● **BRIEF**
Output every record verbatim, and omit each picture.
########
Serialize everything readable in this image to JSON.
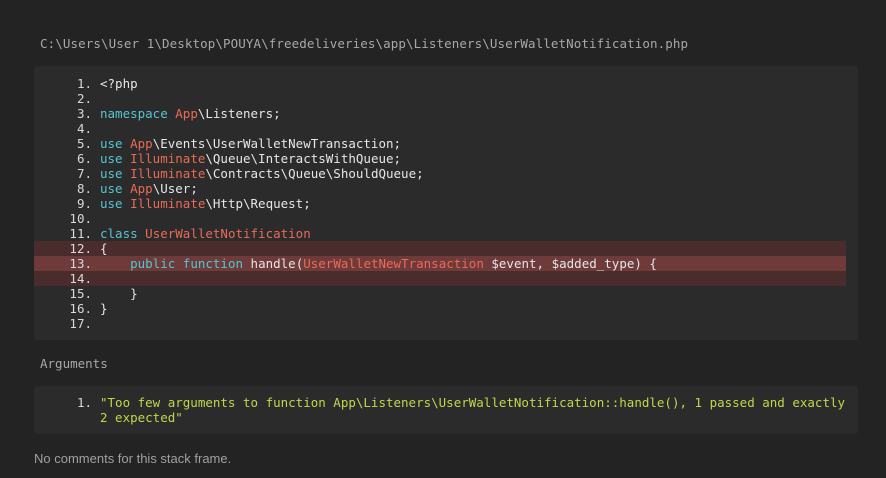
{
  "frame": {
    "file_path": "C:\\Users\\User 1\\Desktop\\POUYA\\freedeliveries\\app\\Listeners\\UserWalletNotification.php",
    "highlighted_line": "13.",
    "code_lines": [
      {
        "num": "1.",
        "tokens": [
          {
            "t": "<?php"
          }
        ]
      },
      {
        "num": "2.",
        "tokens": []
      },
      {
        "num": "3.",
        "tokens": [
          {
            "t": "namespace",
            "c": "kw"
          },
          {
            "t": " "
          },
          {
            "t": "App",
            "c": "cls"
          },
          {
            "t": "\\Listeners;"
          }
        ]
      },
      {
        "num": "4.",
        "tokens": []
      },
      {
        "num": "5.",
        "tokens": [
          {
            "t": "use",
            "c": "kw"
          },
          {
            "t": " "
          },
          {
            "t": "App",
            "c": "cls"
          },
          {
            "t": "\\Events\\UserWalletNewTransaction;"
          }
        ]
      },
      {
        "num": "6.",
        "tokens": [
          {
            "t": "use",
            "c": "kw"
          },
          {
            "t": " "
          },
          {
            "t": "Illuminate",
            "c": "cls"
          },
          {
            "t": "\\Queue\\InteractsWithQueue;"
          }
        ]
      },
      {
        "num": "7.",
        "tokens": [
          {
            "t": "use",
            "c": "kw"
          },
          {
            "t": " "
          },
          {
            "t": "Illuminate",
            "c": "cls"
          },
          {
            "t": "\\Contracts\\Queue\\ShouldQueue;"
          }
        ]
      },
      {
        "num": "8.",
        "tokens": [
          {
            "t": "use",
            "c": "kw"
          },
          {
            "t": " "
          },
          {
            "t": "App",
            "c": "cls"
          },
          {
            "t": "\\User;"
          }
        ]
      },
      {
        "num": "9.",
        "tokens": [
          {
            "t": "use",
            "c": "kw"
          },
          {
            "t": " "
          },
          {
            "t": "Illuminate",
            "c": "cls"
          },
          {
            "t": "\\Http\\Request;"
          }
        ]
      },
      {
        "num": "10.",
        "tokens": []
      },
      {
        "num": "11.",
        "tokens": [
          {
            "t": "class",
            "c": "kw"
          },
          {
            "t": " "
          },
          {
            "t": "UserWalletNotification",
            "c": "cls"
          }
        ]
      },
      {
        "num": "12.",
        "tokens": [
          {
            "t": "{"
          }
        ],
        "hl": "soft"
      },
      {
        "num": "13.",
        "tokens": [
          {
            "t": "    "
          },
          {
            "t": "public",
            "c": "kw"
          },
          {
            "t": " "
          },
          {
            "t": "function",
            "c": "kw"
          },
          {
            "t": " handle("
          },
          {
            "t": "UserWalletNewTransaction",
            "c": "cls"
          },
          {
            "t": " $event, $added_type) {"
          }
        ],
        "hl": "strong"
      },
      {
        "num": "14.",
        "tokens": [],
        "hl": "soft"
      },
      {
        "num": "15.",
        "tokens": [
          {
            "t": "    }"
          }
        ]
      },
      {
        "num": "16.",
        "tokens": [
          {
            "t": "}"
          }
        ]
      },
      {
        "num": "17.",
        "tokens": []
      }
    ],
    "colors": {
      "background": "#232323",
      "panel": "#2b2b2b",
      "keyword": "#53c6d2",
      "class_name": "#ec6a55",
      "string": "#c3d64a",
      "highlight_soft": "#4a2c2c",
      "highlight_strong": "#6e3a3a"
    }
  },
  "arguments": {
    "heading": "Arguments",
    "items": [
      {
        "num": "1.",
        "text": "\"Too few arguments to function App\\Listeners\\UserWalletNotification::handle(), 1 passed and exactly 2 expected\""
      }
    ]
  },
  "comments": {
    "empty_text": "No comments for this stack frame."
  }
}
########
● **RESULT OF THIS TASK**
Serialize everything readable in this image to JSON.
{
  "frame": {
    "file_path": "C:\\Users\\User 1\\Desktop\\POUYA\\freedeliveries\\app\\Listeners\\UserWalletNotification.php",
    "highlighted_line": "13.",
    "code_lines": [
      {
        "num": "1.",
        "tokens": [
          {
            "t": "<?php"
          }
        ]
      },
      {
        "num": "2.",
        "tokens": []
      },
      {
        "num": "3.",
        "tokens": [
          {
            "t": "namespace",
            "c": "kw"
          },
          {
            "t": " "
          },
          {
            "t": "App",
            "c": "cls"
          },
          {
            "t": "\\Listeners;"
          }
        ]
      },
      {
        "num": "4.",
        "tokens": []
      },
      {
        "num": "5.",
        "tokens": [
          {
            "t": "use",
            "c": "kw"
          },
          {
            "t": " "
          },
          {
            "t": "App",
            "c": "cls"
          },
          {
            "t": "\\Events\\UserWalletNewTransaction;"
          }
        ]
      },
      {
        "num": "6.",
        "tokens": [
          {
            "t": "use",
            "c": "kw"
          },
          {
            "t": " "
          },
          {
            "t": "Illuminate",
            "c": "cls"
          },
          {
            "t": "\\Queue\\InteractsWithQueue;"
          }
        ]
      },
      {
        "num": "7.",
        "tokens": [
          {
            "t": "use",
            "c": "kw"
          },
          {
            "t": " "
          },
          {
            "t": "Illuminate",
            "c": "cls"
          },
          {
            "t": "\\Contracts\\Queue\\ShouldQueue;"
          }
        ]
      },
      {
        "num": "8.",
        "tokens": [
          {
            "t": "use",
            "c": "kw"
          },
          {
            "t": " "
          },
          {
            "t": "App",
            "c": "cls"
          },
          {
            "t": "\\User;"
          }
        ]
      },
      {
        "num": "9.",
        "tokens": [
          {
            "t": "use",
            "c": "kw"
          },
          {
            "t": " "
          },
          {
            "t": "Illuminate",
            "c": "cls"
          },
          {
            "t": "\\Http\\Request;"
          }
        ]
      },
      {
        "num": "10.",
        "tokens": []
      },
      {
        "num": "11.",
        "tokens": [
          {
            "t": "class",
            "c": "kw"
          },
          {
            "t": " "
          },
          {
            "t": "UserWalletNotification",
            "c": "cls"
          }
        ]
      },
      {
        "num": "12.",
        "tokens": [
          {
            "t": "{"
          }
        ],
        "hl": "soft"
      },
      {
        "num": "13.",
        "tokens": [
          {
            "t": "    "
          },
          {
            "t": "public",
            "c": "kw"
          },
          {
            "t": " "
          },
          {
            "t": "function",
            "c": "kw"
          },
          {
            "t": " handle("
          },
          {
            "t": "UserWalletNewTransaction",
            "c": "cls"
          },
          {
            "t": " $event, $added_type) {"
          }
        ],
        "hl": "strong"
      },
      {
        "num": "14.",
        "tokens": [],
        "hl": "soft"
      },
      {
        "num": "15.",
        "tokens": [
          {
            "t": "    }"
          }
        ]
      },
      {
        "num": "16.",
        "tokens": [
          {
            "t": "}"
          }
        ]
      },
      {
        "num": "17.",
        "tokens": []
      }
    ],
    "colors": {
      "background": "#232323",
      "panel": "#2b2b2b",
      "keyword": "#53c6d2",
      "class_name": "#ec6a55",
      "string": "#c3d64a",
      "highlight_soft": "#4a2c2c",
      "highlight_strong": "#6e3a3a"
    }
  },
  "arguments": {
    "heading": "Arguments",
    "items": [
      {
        "num": "1.",
        "text": "\"Too few arguments to function App\\Listeners\\UserWalletNotification::handle(), 1 passed and exactly 2 expected\""
      }
    ]
  },
  "comments": {
    "empty_text": "No comments for this stack frame."
  }
}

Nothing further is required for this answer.